Unitarian Universalist Religious Pluralism

Religious-Pluralism(Del Smith heard Forrest Church speak at her UU Church in Long Beach, CA, in 1998. She now admits that she was excited that he was the speaker, but only because his father was the late Frank Church, liberal senator (ID). Rev. Church’s message that “acceptance trumps tolerance” quickly converted her to being a fan of the younger Church.)

Deeds Not Creeds: The Legacy of Forrest Church

The religious pluralism to which we covenant includes “Words and deeds of prophetic women and men which challenge us to confront powers and structures of evil with justice, compassion, and the transforming power of love.”

Forrest Church’s chapter, “Deeds Not Creeds” in A Chosen Faith reminds us of our Unitarian and Universalist heritage. Mary Alice Livermore, leader of the Massachusetts Suffrage Movement was devoted to suffrage and women’s rights. Livermore had worked in Chicago with Henry Bellows who founded the precursor to the American Red Cross. Clara Barton (health care), Adin Ballou (industrial policy), Henry Bergh (animal rights), Susan B. Anthony (women’s rights) – all Unitarians or Universalists in the front ranks in their day. All are recognized as prophetic men and women whose words continue to challenge us to confront power with justice, compassion and love.

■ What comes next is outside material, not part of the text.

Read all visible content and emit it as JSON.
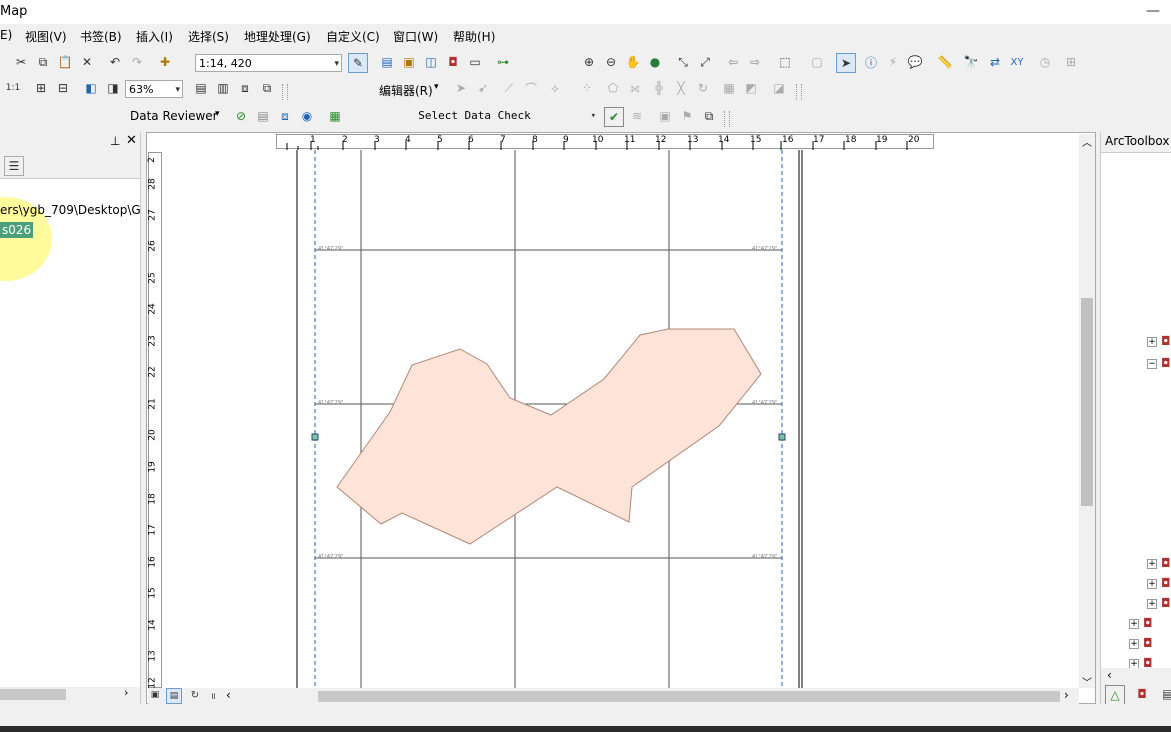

Michael Durall recommended that our congregation consider service to others outside the walls of 7202 East 21st Street, Wichita, Kansas. Deeds, not creeds! We have revitalized the Social Justice and Social Action arm of the church. Mary Erickson described her experience with the St. Paul’s food justice outreach in last week’s blog, “A Circle of Service.” Louis Goseland, chair of the Social Action Task Force, often blogs about our social justice work in partnership with Sunflower Community Action.

Health or family or job obligations prevent some congregants from participating in some social justice activities and they find other ways to help. The need for donations to the Wichita Food Pantry exists year round, so we established CornUUcopia. Two non-perishable food items are brought each week to be delivered to the pantry. Find out more about our approach to “Deeds, not creeds” by attending a Task Force Meeting. They meet each Sunday after church.

Forrest Church’s The Cathedral of the World emphasizes the energizing spiritual force our pluralism brings. The book begins with a metaphor, “….one light and many windows…Unitarian, one light, Universalist, many windows–my cathedral metaphor weaves an all-embracing theological garment, suitable for universalists of every religious persuasion.”

Forrest Church described himself as a born-again liberal. From The Cathedral of the World: “The word ‘liberal’ means openhearted, open-handed, and open-minded. We need only consult the dictionary to reclaim this much-abused word. Liberal means free; worthy of a free person (as opposed to servile); free in bestowing, bountiful and generous; free from bigotry or unreasonable prejudice in favor of traditional opinions or teachings; open to the reception of new ideas.”

Forrest Church died in 2009 of esophageal cancer. He was senior minister for 21 years at All Souls in New York’s Upper East Side. Just two examples of his “Deeds Not Creeds” gospel of service: setting up a shelter in Harlem for homeless women and taking a leadership role as an AIDS activist. Several of his books are available in our church library.

Del Smith